The Secret to Motivating Students - Supersoakers and Mini Balls?

By Paul Langhorst, April 20, 2012

Loud hip-hop music pounds off the gym walls. 7th graders are filing in from both sides of the gym. A thin, young-looking, man wearing a softball jersey and bright orange tennis shoes is running back and forth saying "wassss up" and hand-slapping and fist-bumping kids as they walk past.

Bombs away! Suddenly, the man starts tossing orange mini balls and squeeze bottles into the pulsating bleachers. Kids reach for the items and their screams fill the air. The man grabs kids and teachers to form a cha-cha line to the beat of the music. The room is still filling. The atmosphere is electric. Just when you thought it could not get any higher - the man pulls out a Supersoaker and starts hosing down the kids.

Its wild, 350 kids now pack the bleachers, and the kids are loving it.

Welcome to an Aric Bostick "You are Awesome" youth rally.

Today's location is Miller Intermediate Middle School, part of the Pasadena, TX school district. Principal Kimberly Kelly engaged Aric to speak to the students to motivate them to do their best prior to the important STAR test the following week. After the 7th graders are sufficiently wound up and hear Aric's message, the whole process starts again with the 8th grade class, followed by a 1-hour staff session and 1-hour parent session that began at 6:30 PM. (The parents were spared the Supersoaker treatment.) What a day!

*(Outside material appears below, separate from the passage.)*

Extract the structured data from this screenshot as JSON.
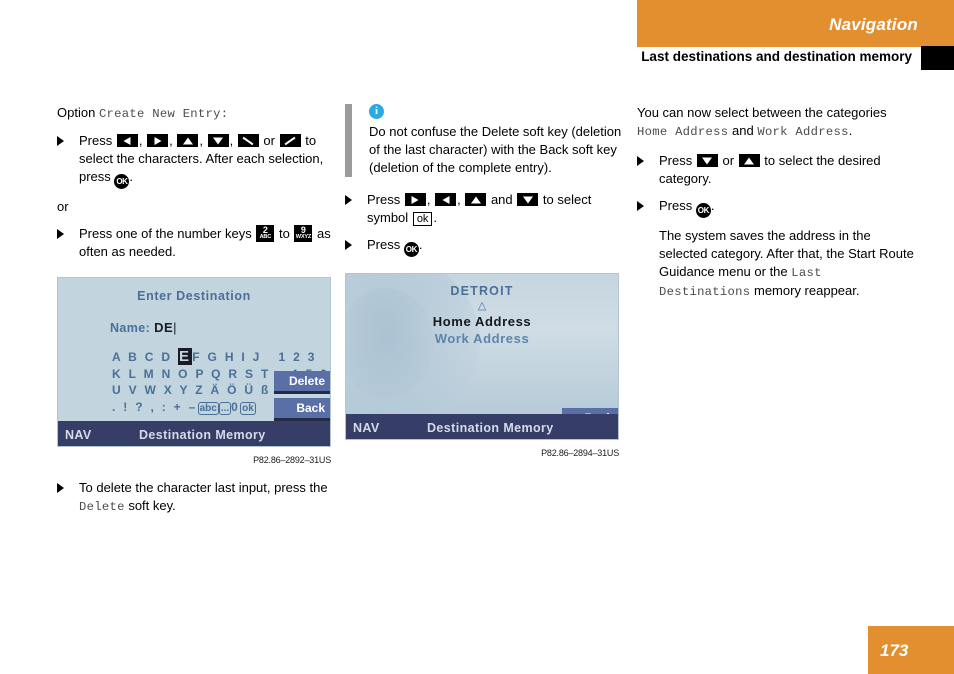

Aric is a contributor to the CyberBully Hotline. He as spoken to over half a million students in his 8-year motivational speaking career. Starting out as a teacher, Aric quickly learned that he needed to be different to reach his class. Incorporating music, fist-bumps, hand slaps and other antics into his teaching style made kids want to be in his room and the learning naturally followed. Building on this, Aric started an after-hours goal setting class for students which grew and grew in popularity. An invite by one of the student's parents to speak at their small Baptist church put Aric on the path to his new motivational speaking career. I call him the "Tony Robbins of K-12."

It didn't happen over night and Aric had to change to get there. And that's Aric's message - to do great things:

you can't let your past define you
you need to let go and not confine yourself with preconceptions
you need to write down your goals; and
you need to work hard to achieve goals.

Simple ideas, but unfortunately many of the kids in the audience don't hear this type of encouragement from their parents, families, guardians, or teachers.

Coming from a low-income, broken home, (and of small stature) Aric had to overcome a lot to get where he is today. He didn't even have a name when he was born. His parents, thinking they were having a girl, left naming Aric up to his 10-year old brother, asking the brother to pick a name out of name book. As Aric says, "my brother evidently did not get out of the A's in the book."

Aric learned that he had to change himself because he could not change others and he could not change the world around him. But by changing himself, others around him and his world began to change.

Aric consults with the CyberBully Hotline and is a content contributor to our Resource Center. We can't begin to tell you how excited we are to have Aric on our team. If you ever have the opportunity, have Aric come to your school. It will be a school-life changing event. Oh, and bring a towel!

Learn more about Aric, by visiting